'I'll be forever grateful three families made a decision that gave me a future'
Gareth Hunter was just 24 when he was told that he would need a liver transplant to survive.
Now, 17 years later, Gareth (41) has spoken of being given the remarkable gift of life when he received three organ donations within a few weeks earlier this year.
After a long struggle with liver disease, Gareth received two unsuccessful transplants before a third successful transplant within just five weeks this summer.
Gareth said: "The fact that the three donor families were able to make that decision is immense to me and my family.
"Hopefully it gives them a bit of comfort to know that there are people who are getting extra years and a future from what is ultimately a very devastating effect on their own family.
"I know that as a recipient, it makes an immense difference. I'm going to be forever grateful for my donors."
Gareth's wife Eileen (40) said: "Without people's generosity I wouldn't have my husband beside me today.
"If they could see Gareth they could see the gift they gave him. It hasn't been wasted."
The Dundrum, Co Down, man was diagnosed with liver cirrhosis in 1997 and then autoimmune hepatitis.

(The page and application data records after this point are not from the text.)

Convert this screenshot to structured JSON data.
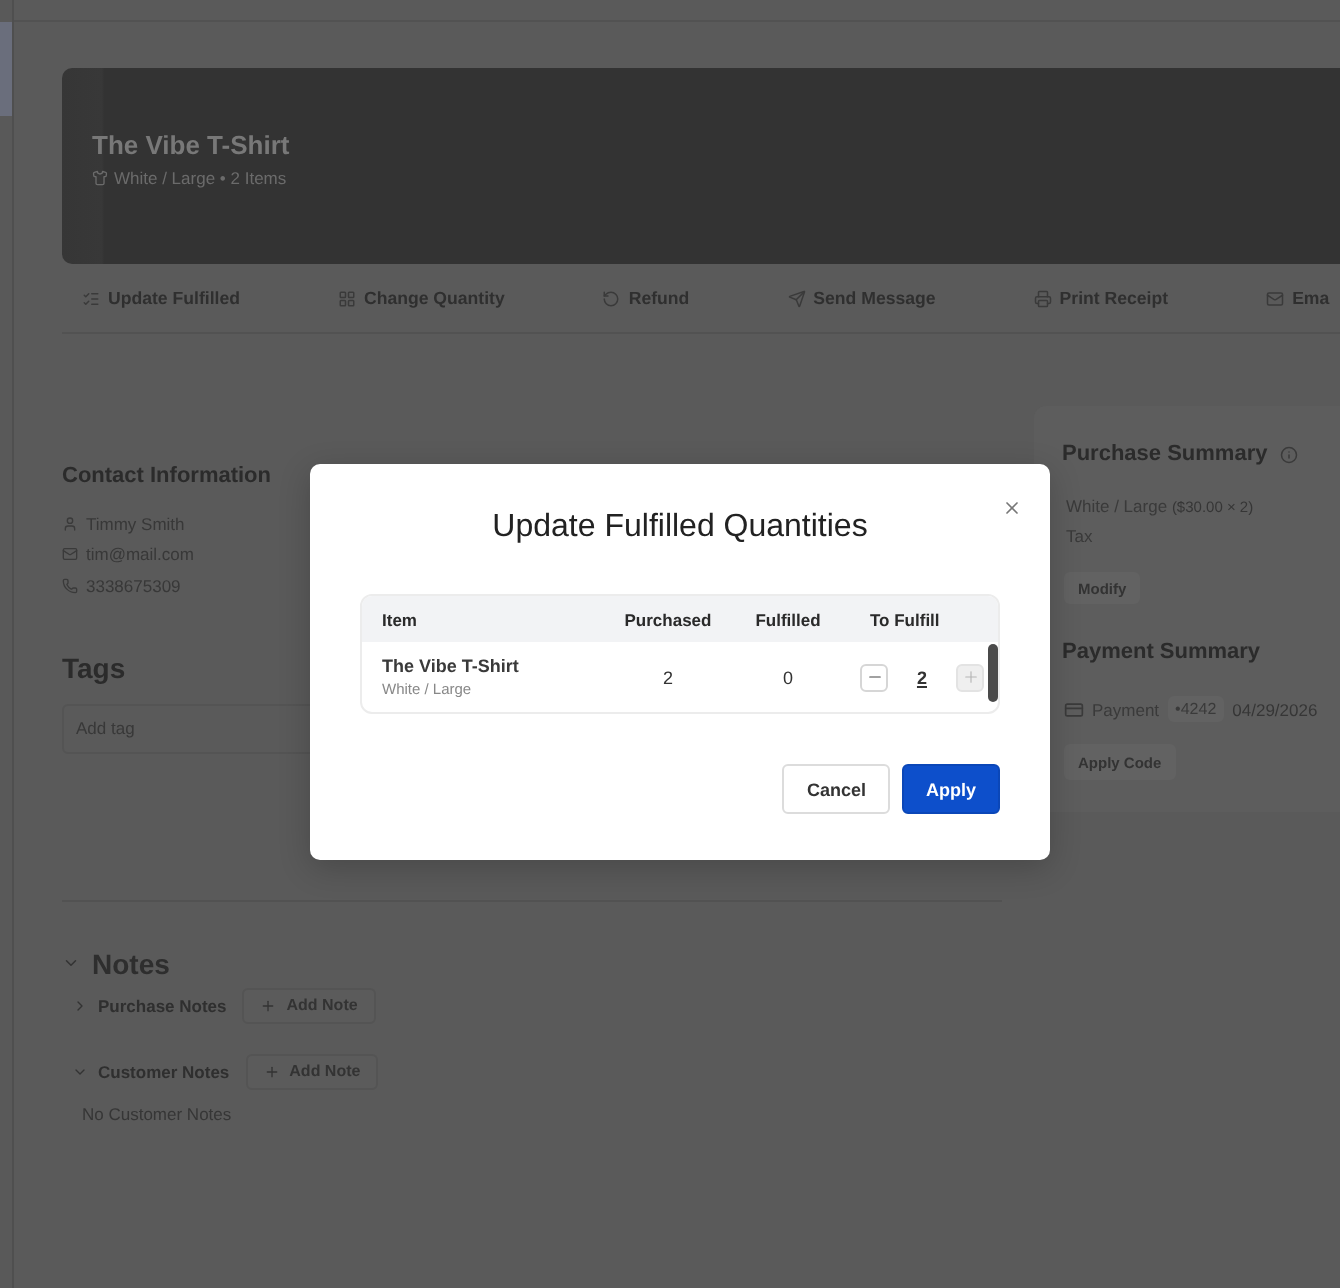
{
  "sidebar": {
    "items": [
      {
        "selected": true
      }
    ]
  },
  "product": {
    "title": "The Vibe T-Shirt",
    "subtitle": "White / Large • 2 Items"
  },
  "actions": [
    {
      "label": "Update Fulfilled"
    },
    {
      "label": "Change Quantity"
    },
    {
      "label": "Refund"
    },
    {
      "label": "Send Message"
    },
    {
      "label": "Print Receipt"
    },
    {
      "label": "Ema"
    }
  ],
  "contact": {
    "title": "Contact Information",
    "name": "Timmy Smith",
    "email": "tim@mail.com",
    "phone": "3338675309"
  },
  "tags": {
    "title": "Tags",
    "placeholder": "Add tag"
  },
  "notes": {
    "title": "Notes",
    "expanded": true,
    "sections": [
      {
        "title": "Purchase Notes",
        "expanded": false,
        "button": "Add Note"
      },
      {
        "title": "Customer Notes",
        "expanded": true,
        "button": "Add Note",
        "empty": "No Customer Notes"
      }
    ]
  },
  "purchase_summary": {
    "title": "Purchase Summary",
    "item": "White / Large",
    "item_detail": "($30.00 × 2)",
    "tax": "Tax",
    "button": "Modify"
  },
  "payment_summary": {
    "title": "Payment Summary",
    "label": "Payment",
    "card": "•4242",
    "date": "04/29/2026",
    "button": "Apply Code"
  },
  "modal": {
    "title": "Update Fulfilled Quantities",
    "columns": [
      "Item",
      "Purchased",
      "Fulfilled",
      "To Fulfill"
    ],
    "rows": [
      {
        "item": "The Vibe T-Shirt",
        "variant": "White / Large",
        "purchased": "2",
        "fulfilled": "0",
        "to_fulfill": "2",
        "decrease_disabled": false,
        "increase_disabled": true
      }
    ],
    "buttons": [
      {
        "label": "Cancel",
        "kind": "secondary"
      },
      {
        "label": "Apply",
        "kind": "primary"
      }
    ]
  }
}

In the intervening years, Gareth lived a "fairly normal" life, working as a civil servant, marrying Eileen and even running three marathons.
It was not until 2012 that his illness "ramped up", despite being diagnosed with another autoimmune disease, primary sclerosing cholangitis, in 2010.
He was hospitalised with encephalopathy - whereby decreased liver function causes toxins to gather in the brain and cause confusion. Gareth said: "I couldn't have told you my name. I couldn't do anything.
"The encephalopathy came on in the morning and I drove to Lisburn not realising there was a problem. I ended up in the wrong place; I couldn't work out where I was or what was going on.
"I stopped the car, had a cry, took a few deep breaths, managed to work out where I was and get myself to work. It wasn't safe, but I was so far gone I didn't recognise the problem.
"That evening I tried to get dressed and was putting my T-shirt on over my feet because I didn't know how to put clothes on."
After his deterioration, Gareth was put on King's College Hospital's organ transplant list on August 31, 2012 and told he would have to wait 18-24 months.
"We had a bag packed and were just waiting on the phone call," he said.
Gareth and Eileen clearly remember the day, June 11, 2014, he received the call that the donor organ was ready for transplant.
It took them just four hours from leaving Belfast to the reach the hospital ward.
"As soon as they get word that the liver is available and it is a match, they just tell you to get to the hospital as soon as possible," Gareth said.
They rushed to Belfast International Airport where an air ambulance was on standby to fly them to a private airstrip outside London, where a blue-light ambulance was waiting to whisk him to the hospital.
His recovery was quick and surgery was thought a success.
But Gareth was back on the transplant list 12 days later after a blood clot necessitated re-transplant.
The Hunters were on the verge of returning to Belfast when the bad news hit again after the second transplant. "All the follow-up scans were good. They gave me one final scan and to everybody's surprise, the same thing had happened," said Gareth.
"So it was the same process again - an ultrasound, a CT scan and 'Sorry sir, we're going to have to do it again.'"
Four-and-a-half months later Gareth said he believes "everything is going as well as could be". "Hopefully people discuss organ donation within their households. In the event that something unfortunate happens, the family will be better aware of that individual's wishes."